### [Exercise]
Look through the lines below and extract any with the word "JSON".

Supplied data section start

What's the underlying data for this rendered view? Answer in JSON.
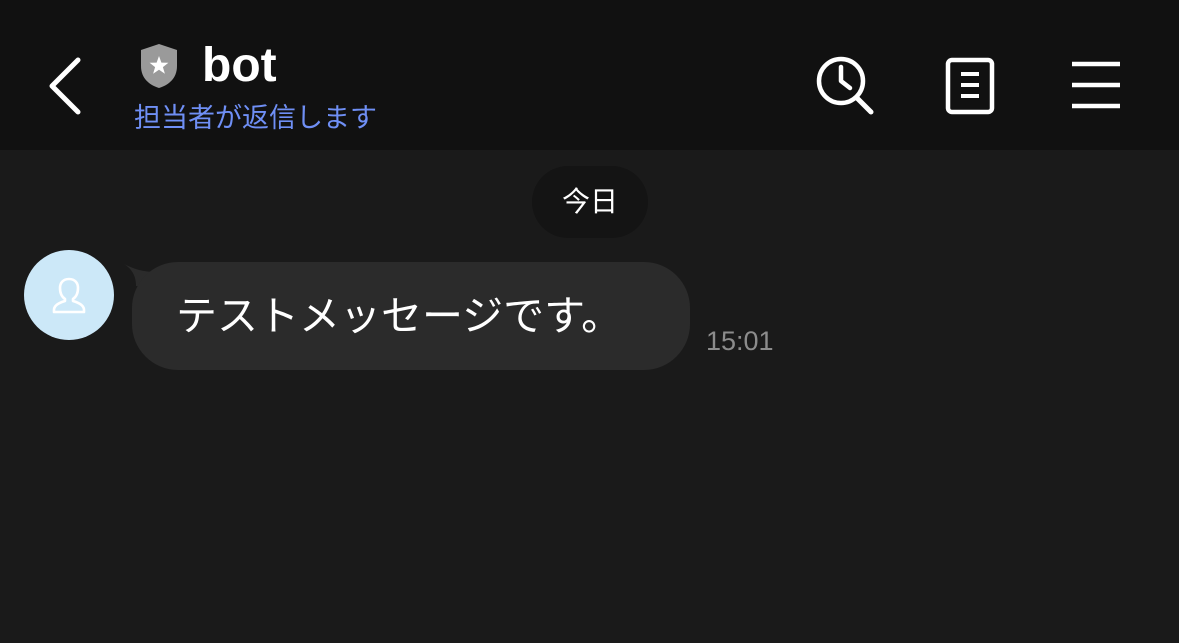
{
  "header": {
    "back_icon": "chevron-left-icon",
    "badge_icon": "shield-star-icon",
    "title": "bot",
    "status": "担当者が返信します",
    "actions": [
      {
        "name": "history-search",
        "icon": "clock-search-icon"
      },
      {
        "name": "notes",
        "icon": "document-icon"
      },
      {
        "name": "menu",
        "icon": "hamburger-menu-icon"
      }
    ]
  },
  "chat": {
    "date_separator": "今日",
    "messages": [
      {
        "avatar_icon": "user-silhouette-icon",
        "text": "テストメッセージです。",
        "time": "15:01"
      }
    ]
  },
  "colors": {
    "background": "#1a1a1a",
    "header_background": "#111111",
    "status_text": "#6f8ff5",
    "bubble": "#2b2b2b",
    "avatar_background": "#cce8f8",
    "timestamp": "#8c8c8c"
  }
}
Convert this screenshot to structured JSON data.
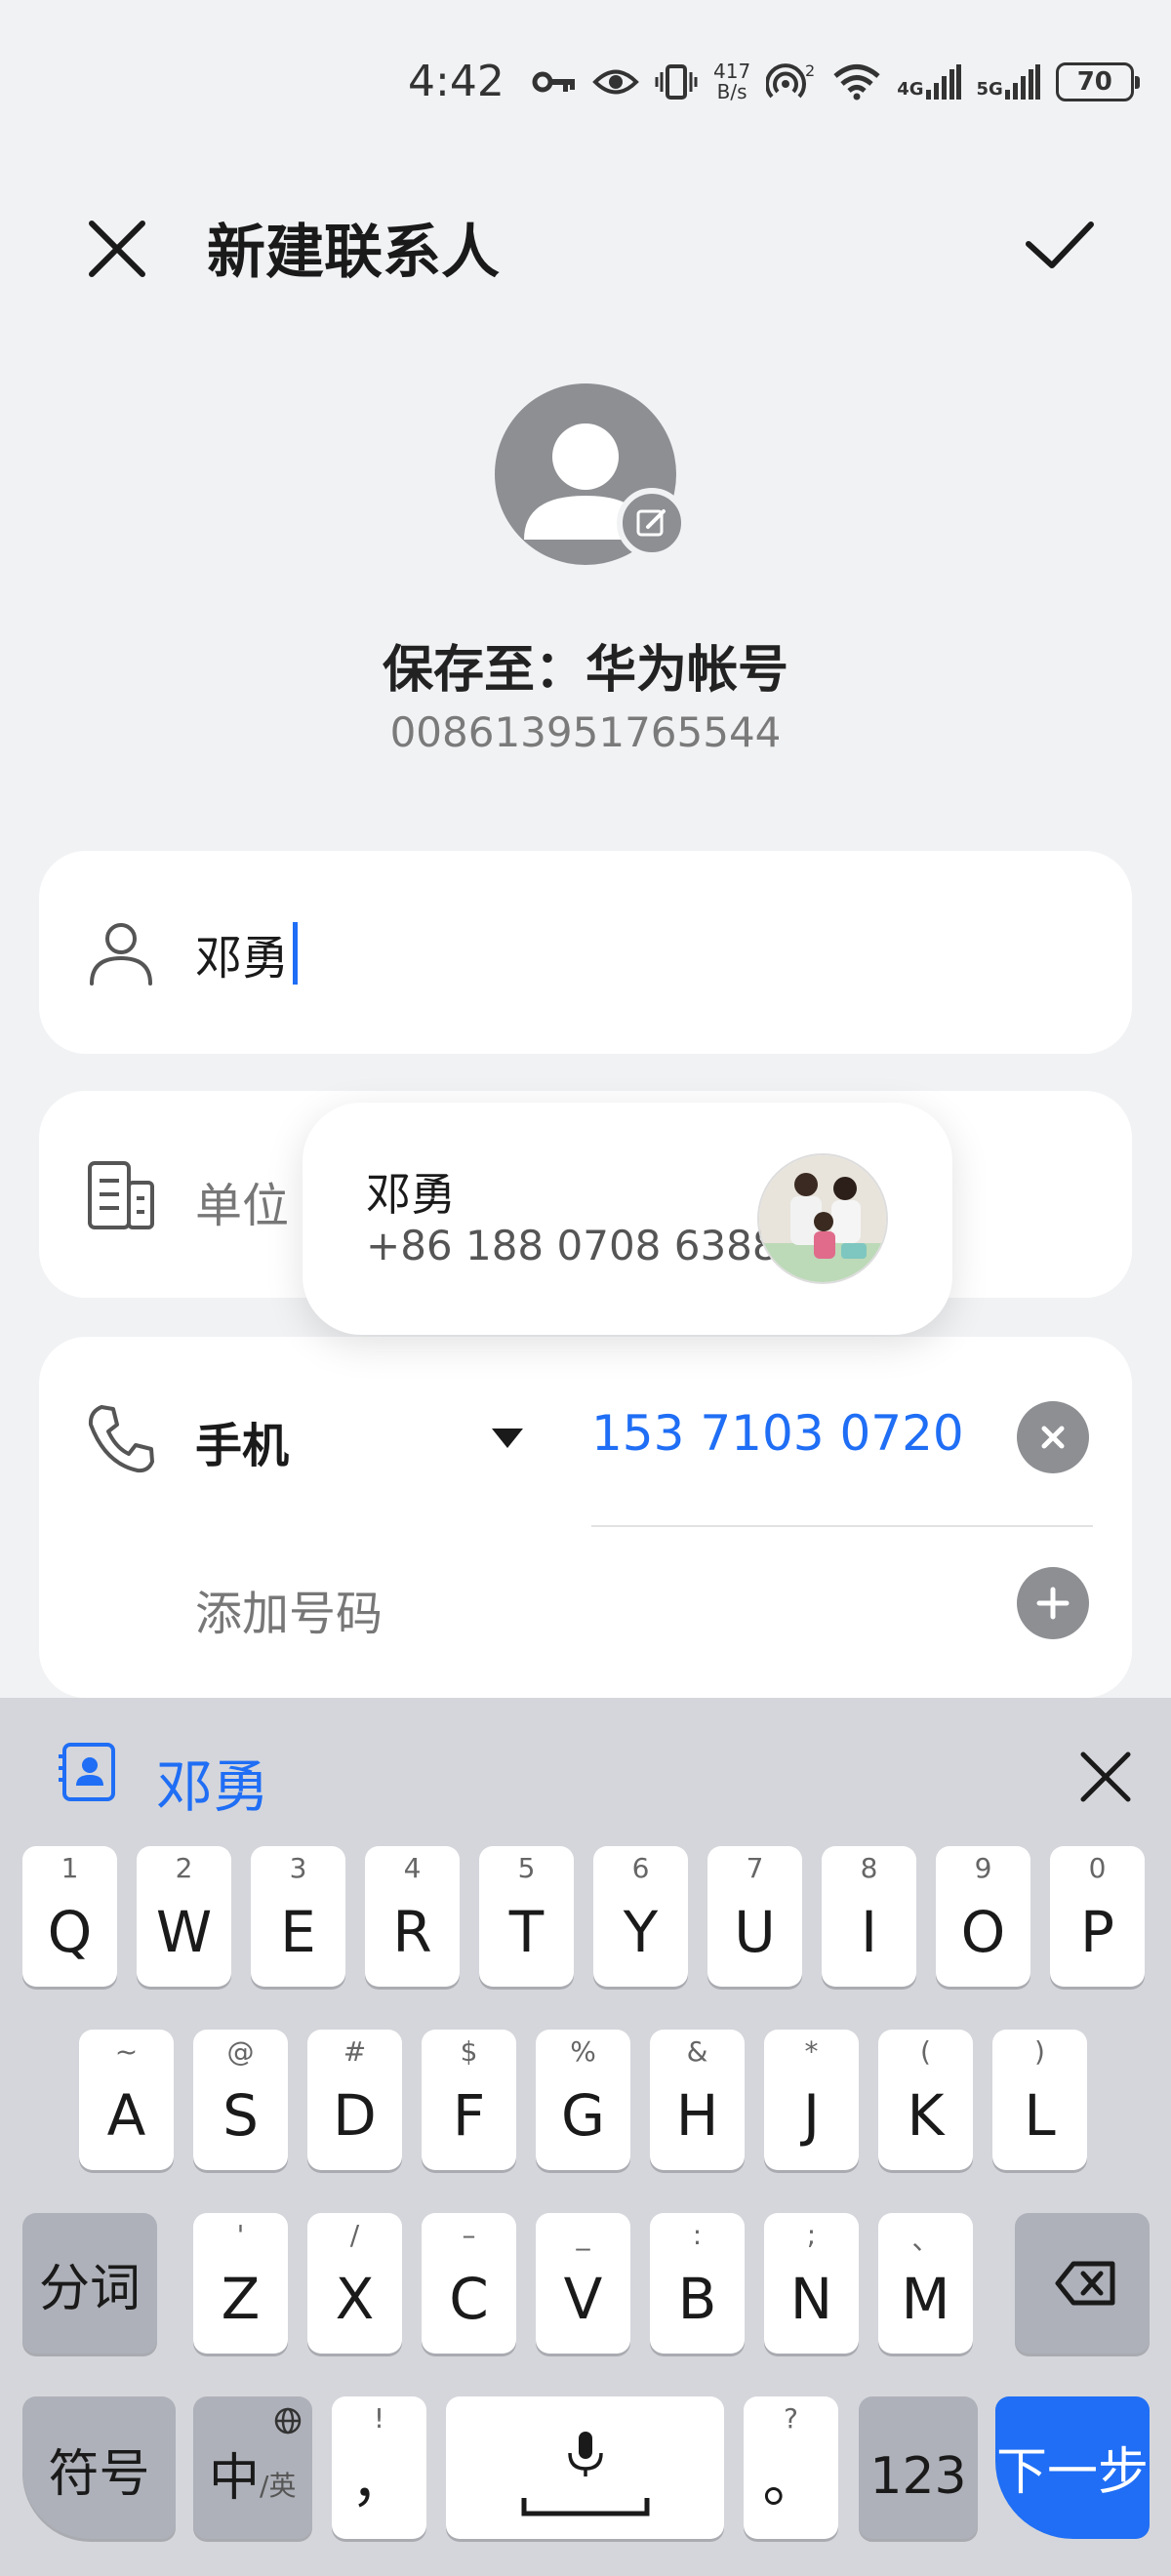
{
  "status_bar": {
    "time": "4:42",
    "speed_top": "417",
    "speed_bottom": "B/s",
    "hotspot_badge": "2",
    "net1": "4G",
    "net2": "5G",
    "battery": "70"
  },
  "header": {
    "title": "新建联系人"
  },
  "account": {
    "save_to": "保存至：华为帐号",
    "number": "008613951765544"
  },
  "form": {
    "name_value": "邓勇",
    "org_placeholder": "单位",
    "phone_type": "手机",
    "phone_number": "153 7103 0720",
    "add_number": "添加号码"
  },
  "suggestion": {
    "name": "邓勇",
    "number": "+86 188 0708 6388"
  },
  "keyboard": {
    "candidate": "邓勇",
    "row1": [
      {
        "main": "Q",
        "sub": "1"
      },
      {
        "main": "W",
        "sub": "2"
      },
      {
        "main": "E",
        "sub": "3"
      },
      {
        "main": "R",
        "sub": "4"
      },
      {
        "main": "T",
        "sub": "5"
      },
      {
        "main": "Y",
        "sub": "6"
      },
      {
        "main": "U",
        "sub": "7"
      },
      {
        "main": "I",
        "sub": "8"
      },
      {
        "main": "O",
        "sub": "9"
      },
      {
        "main": "P",
        "sub": "0"
      }
    ],
    "row2": [
      {
        "main": "A",
        "sub": "~"
      },
      {
        "main": "S",
        "sub": "@"
      },
      {
        "main": "D",
        "sub": "#"
      },
      {
        "main": "F",
        "sub": "$"
      },
      {
        "main": "G",
        "sub": "%"
      },
      {
        "main": "H",
        "sub": "&"
      },
      {
        "main": "J",
        "sub": "*"
      },
      {
        "main": "K",
        "sub": "("
      },
      {
        "main": "L",
        "sub": ")"
      }
    ],
    "row3": [
      {
        "main": "Z",
        "sub": "'"
      },
      {
        "main": "X",
        "sub": "/"
      },
      {
        "main": "C",
        "sub": "–"
      },
      {
        "main": "V",
        "sub": "_"
      },
      {
        "main": "B",
        "sub": ":"
      },
      {
        "main": "N",
        "sub": ";"
      },
      {
        "main": "M",
        "sub": "、"
      }
    ],
    "fenci": "分词",
    "symbols": "符号",
    "lang_main": "中",
    "lang_sub": "/英",
    "comma": "，",
    "comma_sub": "!",
    "period": "。",
    "period_sub": "?",
    "numbers": "123",
    "next": "下一步"
  }
}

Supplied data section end

### [Answer below]
What's the underlying data for this rendered view? Answer in JSON.
Convert this screenshot to structured JSON data.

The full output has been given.